----- INPUT RECORDS

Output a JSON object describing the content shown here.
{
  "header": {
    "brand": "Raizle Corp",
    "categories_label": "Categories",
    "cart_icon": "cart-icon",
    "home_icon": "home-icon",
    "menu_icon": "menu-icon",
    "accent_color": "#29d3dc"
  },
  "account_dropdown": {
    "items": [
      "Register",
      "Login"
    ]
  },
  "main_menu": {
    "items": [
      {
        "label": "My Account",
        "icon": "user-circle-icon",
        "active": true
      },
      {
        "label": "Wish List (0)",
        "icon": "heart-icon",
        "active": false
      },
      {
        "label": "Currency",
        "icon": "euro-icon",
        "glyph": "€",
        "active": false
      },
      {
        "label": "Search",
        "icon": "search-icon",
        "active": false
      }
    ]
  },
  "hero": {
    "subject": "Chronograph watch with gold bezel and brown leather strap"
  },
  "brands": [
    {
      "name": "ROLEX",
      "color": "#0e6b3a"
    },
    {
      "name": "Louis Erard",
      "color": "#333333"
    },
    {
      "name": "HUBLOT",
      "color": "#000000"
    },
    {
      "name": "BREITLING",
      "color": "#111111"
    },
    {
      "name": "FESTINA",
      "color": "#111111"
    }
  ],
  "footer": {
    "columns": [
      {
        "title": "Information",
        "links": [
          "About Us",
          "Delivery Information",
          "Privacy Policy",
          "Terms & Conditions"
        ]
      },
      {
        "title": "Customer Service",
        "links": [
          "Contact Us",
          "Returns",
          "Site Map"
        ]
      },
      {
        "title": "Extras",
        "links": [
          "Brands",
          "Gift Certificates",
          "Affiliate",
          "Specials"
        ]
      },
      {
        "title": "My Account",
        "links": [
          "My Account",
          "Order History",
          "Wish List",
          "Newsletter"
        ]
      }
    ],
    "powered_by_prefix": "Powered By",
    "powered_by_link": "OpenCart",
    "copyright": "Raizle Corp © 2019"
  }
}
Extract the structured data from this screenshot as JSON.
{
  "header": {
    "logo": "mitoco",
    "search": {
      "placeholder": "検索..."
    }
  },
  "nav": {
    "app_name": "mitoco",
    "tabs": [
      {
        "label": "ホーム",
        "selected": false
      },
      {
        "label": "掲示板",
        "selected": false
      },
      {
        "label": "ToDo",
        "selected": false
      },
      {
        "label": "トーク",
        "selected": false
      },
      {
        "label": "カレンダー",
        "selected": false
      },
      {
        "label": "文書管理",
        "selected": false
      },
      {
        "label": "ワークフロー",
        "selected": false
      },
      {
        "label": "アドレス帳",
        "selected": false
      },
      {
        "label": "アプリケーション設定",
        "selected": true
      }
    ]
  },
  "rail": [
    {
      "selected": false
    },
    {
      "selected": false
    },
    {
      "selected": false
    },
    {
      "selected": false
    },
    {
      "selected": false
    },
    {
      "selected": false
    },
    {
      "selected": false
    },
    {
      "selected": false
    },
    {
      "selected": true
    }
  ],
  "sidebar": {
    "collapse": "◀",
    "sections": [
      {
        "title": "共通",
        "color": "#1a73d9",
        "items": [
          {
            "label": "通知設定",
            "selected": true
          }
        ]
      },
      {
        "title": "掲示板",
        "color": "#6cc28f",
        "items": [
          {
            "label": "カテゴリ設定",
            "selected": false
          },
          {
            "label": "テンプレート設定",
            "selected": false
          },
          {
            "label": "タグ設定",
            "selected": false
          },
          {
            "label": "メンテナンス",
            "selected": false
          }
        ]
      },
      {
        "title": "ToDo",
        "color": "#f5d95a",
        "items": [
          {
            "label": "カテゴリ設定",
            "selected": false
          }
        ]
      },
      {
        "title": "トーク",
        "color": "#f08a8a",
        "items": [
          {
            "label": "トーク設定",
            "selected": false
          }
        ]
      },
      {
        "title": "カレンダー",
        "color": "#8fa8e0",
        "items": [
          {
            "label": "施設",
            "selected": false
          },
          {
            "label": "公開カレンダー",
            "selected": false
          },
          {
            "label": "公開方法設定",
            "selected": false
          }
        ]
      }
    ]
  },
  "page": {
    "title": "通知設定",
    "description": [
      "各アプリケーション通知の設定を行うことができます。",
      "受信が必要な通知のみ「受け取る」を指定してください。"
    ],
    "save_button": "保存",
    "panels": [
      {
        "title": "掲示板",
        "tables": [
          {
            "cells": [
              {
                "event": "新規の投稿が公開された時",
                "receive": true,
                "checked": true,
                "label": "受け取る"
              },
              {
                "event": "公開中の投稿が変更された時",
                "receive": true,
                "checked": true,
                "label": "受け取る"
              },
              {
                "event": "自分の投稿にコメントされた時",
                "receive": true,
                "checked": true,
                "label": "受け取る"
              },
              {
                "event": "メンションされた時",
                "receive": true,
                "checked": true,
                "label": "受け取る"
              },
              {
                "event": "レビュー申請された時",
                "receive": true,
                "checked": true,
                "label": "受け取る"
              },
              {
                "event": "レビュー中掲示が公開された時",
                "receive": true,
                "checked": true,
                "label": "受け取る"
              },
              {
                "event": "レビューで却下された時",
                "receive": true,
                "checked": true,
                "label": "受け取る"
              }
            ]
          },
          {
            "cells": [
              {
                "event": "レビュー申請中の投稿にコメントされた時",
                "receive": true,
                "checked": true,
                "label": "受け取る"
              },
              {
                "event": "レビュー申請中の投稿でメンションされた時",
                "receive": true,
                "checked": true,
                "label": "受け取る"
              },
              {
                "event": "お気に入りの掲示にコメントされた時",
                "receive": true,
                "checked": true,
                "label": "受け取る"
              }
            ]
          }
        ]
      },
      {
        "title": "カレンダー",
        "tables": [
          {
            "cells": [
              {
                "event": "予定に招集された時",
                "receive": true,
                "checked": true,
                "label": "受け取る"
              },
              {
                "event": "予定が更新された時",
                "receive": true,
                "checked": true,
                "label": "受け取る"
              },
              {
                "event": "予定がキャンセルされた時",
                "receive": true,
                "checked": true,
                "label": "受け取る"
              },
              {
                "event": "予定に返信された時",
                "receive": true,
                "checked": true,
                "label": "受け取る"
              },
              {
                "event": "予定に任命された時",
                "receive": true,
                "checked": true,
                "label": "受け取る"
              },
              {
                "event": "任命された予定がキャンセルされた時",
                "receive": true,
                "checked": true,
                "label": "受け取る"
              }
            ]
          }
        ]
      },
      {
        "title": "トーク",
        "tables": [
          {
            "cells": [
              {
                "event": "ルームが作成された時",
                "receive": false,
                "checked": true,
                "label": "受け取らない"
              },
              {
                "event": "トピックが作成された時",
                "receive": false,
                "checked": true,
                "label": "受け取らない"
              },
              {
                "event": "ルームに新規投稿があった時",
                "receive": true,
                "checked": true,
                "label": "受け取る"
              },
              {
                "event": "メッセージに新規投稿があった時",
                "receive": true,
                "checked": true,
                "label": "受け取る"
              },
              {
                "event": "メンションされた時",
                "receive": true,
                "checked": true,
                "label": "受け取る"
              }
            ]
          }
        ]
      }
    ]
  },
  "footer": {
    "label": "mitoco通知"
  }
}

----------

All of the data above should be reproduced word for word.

▶ **EXPECTED ANSWER**:
Output a JSON object describing the content shown here.
{
  "header": {
    "brand": "Raizle Corp",
    "categories_label": "Categories",
    "cart_icon": "cart-icon",
    "home_icon": "home-icon",
    "menu_icon": "menu-icon",
    "accent_color": "#29d3dc"
  },
  "account_dropdown": {
    "items": [
      "Register",
      "Login"
    ]
  },
  "main_menu": {
    "items": [
      {
        "label": "My Account",
        "icon": "user-circle-icon",
        "active": true
      },
      {
        "label": "Wish List (0)",
        "icon": "heart-icon",
        "active": false
      },
      {
        "label": "Currency",
        "icon": "euro-icon",
        "glyph": "€",
        "active": false
      },
      {
        "label": "Search",
        "icon": "search-icon",
        "active": false
      }
    ]
  },
  "hero": {
    "subject": "Chronograph watch with gold bezel and brown leather strap"
  },
  "brands": [
    {
      "name": "ROLEX",
      "color": "#0e6b3a"
    },
    {
      "name": "Louis Erard",
      "color": "#333333"
    },
    {
      "name": "HUBLOT",
      "color": "#000000"
    },
    {
      "name": "BREITLING",
      "color": "#111111"
    },
    {
      "name": "FESTINA",
      "color": "#111111"
    }
  ],
  "footer": {
    "columns": [
      {
        "title": "Information",
        "links": [
          "About Us",
          "Delivery Information",
          "Privacy Policy",
          "Terms & Conditions"
        ]
      },
      {
        "title": "Customer Service",
        "links": [
          "Contact Us",
          "Returns",
          "Site Map"
        ]
      },
      {
        "title": "Extras",
        "links": [
          "Brands",
          "Gift Certificates",
          "Affiliate",
          "Specials"
        ]
      },
      {
        "title": "My Account",
        "links": [
          "My Account",
          "Order History",
          "Wish List",
          "Newsletter"
        ]
      }
    ],
    "powered_by_prefix": "Powered By",
    "powered_by_link": "OpenCart",
    "copyright": "Raizle Corp © 2019"
  }
}
Extract the structured data from this screenshot as JSON.
{
  "header": {
    "logo": "mitoco",
    "search": {
      "placeholder": "検索..."
    }
  },
  "nav": {
    "app_name": "mitoco",
    "tabs": [
      {
        "label": "ホーム",
        "selected": false
      },
      {
        "label": "掲示板",
        "selected": false
      },
      {
        "label": "ToDo",
        "selected": false
      },
      {
        "label": "トーク",
        "selected": false
      },
      {
        "label": "カレンダー",
        "selected": false
      },
      {
        "label": "文書管理",
        "selected": false
      },
      {
        "label": "ワークフロー",
        "selected": false
      },
      {
        "label": "アドレス帳",
        "selected": false
      },
      {
        "label": "アプリケーション設定",
        "selected": true
      }
    ]
  },
  "rail": [
    {
      "selected": false
    },
    {
      "selected": false
    },
    {
      "selected": false
    },
    {
      "selected": false
    },
    {
      "selected": false
    },
    {
      "selected": false
    },
    {
      "selected": false
    },
    {
      "selected": false
    },
    {
      "selected": true
    }
  ],
  "sidebar": {
    "collapse": "◀",
    "sections": [
      {
        "title": "共通",
        "color": "#1a73d9",
        "items": [
          {
            "label": "通知設定",
            "selected": true
          }
        ]
      },
      {
        "title": "掲示板",
        "color": "#6cc28f",
        "items": [
          {
            "label": "カテゴリ設定",
            "selected": false
          },
          {
            "label": "テンプレート設定",
            "selected": false
          },
          {
            "label": "タグ設定",
            "selected": false
          },
          {
            "label": "メンテナンス",
            "selected": false
          }
        ]
      },
      {
        "title": "ToDo",
        "color": "#f5d95a",
        "items": [
          {
            "label": "カテゴリ設定",
            "selected": false
          }
        ]
      },
      {
        "title": "トーク",
        "color": "#f08a8a",
        "items": [
          {
            "label": "トーク設定",
            "selected": false
          }
        ]
      },
      {
        "title": "カレンダー",
        "color": "#8fa8e0",
        "items": [
          {
            "label": "施設",
            "selected": false
          },
          {
            "label": "公開カレンダー",
            "selected": false
          },
          {
            "label": "公開方法設定",
            "selected": false
          }
        ]
      }
    ]
  },
  "page": {
    "title": "通知設定",
    "description": [
      "各アプリケーション通知の設定を行うことができます。",
      "受信が必要な通知のみ「受け取る」を指定してください。"
    ],
    "save_button": "保存",
    "panels": [
      {
        "title": "掲示板",
        "tables": [
          {
            "cells": [
              {
                "event": "新規の投稿が公開された時",
                "receive": true,
                "checked": true,
                "label": "受け取る"
              },
              {
                "event": "公開中の投稿が変更された時",
                "receive": true,
                "checked": true,
                "label": "受け取る"
              },
              {
                "event": "自分の投稿にコメントされた時",
                "receive": true,
                "checked": true,
                "label": "受け取る"
              },
              {
                "event": "メンションされた時",
                "receive": true,
                "checked": true,
                "label": "受け取る"
              },
              {
                "event": "レビュー申請された時",
                "receive": true,
                "checked": true,
                "label": "受け取る"
              },
              {
                "event": "レビュー中掲示が公開された時",
                "receive": true,
                "checked": true,
                "label": "受け取る"
              },
              {
                "event": "レビューで却下された時",
                "receive": true,
                "checked": true,
                "label": "受け取る"
              }
            ]
          },
          {
            "cells": [
              {
                "event": "レビュー申請中の投稿にコメントされた時",
                "receive": true,
                "checked": true,
                "label": "受け取る"
              },
              {
                "event": "レビュー申請中の投稿でメンションされた時",
                "receive": true,
                "checked": true,
                "label": "受け取る"
              },
              {
                "event": "お気に入りの掲示にコメントされた時",
                "receive": true,
                "checked": true,
                "label": "受け取る"
              }
            ]
          }
        ]
      },
      {
        "title": "カレンダー",
        "tables": [
          {
            "cells": [
              {
                "event": "予定に招集された時",
                "receive": true,
                "checked": true,
                "label": "受け取る"
              },
              {
                "event": "予定が更新された時",
                "receive": true,
                "checked": true,
                "label": "受け取る"
              },
              {
                "event": "予定がキャンセルされた時",
                "receive": true,
                "checked": true,
                "label": "受け取る"
              },
              {
                "event": "予定に返信された時",
                "receive": true,
                "checked": true,
                "label": "受け取る"
              },
              {
                "event": "予定に任命された時",
                "receive": true,
                "checked": true,
                "label": "受け取る"
              },
              {
                "event": "任命された予定がキャンセルされた時",
                "receive": true,
                "checked": true,
                "label": "受け取る"
              }
            ]
          }
        ]
      },
      {
        "title": "トーク",
        "tables": [
          {
            "cells": [
              {
                "event": "ルームが作成された時",
                "receive": false,
                "checked": true,
                "label": "受け取らない"
              },
              {
                "event": "トピックが作成された時",
                "receive": false,
                "checked": true,
                "label": "受け取らない"
              },
              {
                "event": "ルームに新規投稿があった時",
                "receive": true,
                "checked": true,
                "label": "受け取る"
              },
              {
                "event": "メッセージに新規投稿があった時",
                "receive": true,
                "checked": true,
                "label": "受け取る"
              },
              {
                "event": "メンションされた時",
                "receive": true,
                "checked": true,
                "label": "受け取る"
              }
            ]
          }
        ]
      }
    ]
  },
  "footer": {
    "label": "mitoco通知"
  }
}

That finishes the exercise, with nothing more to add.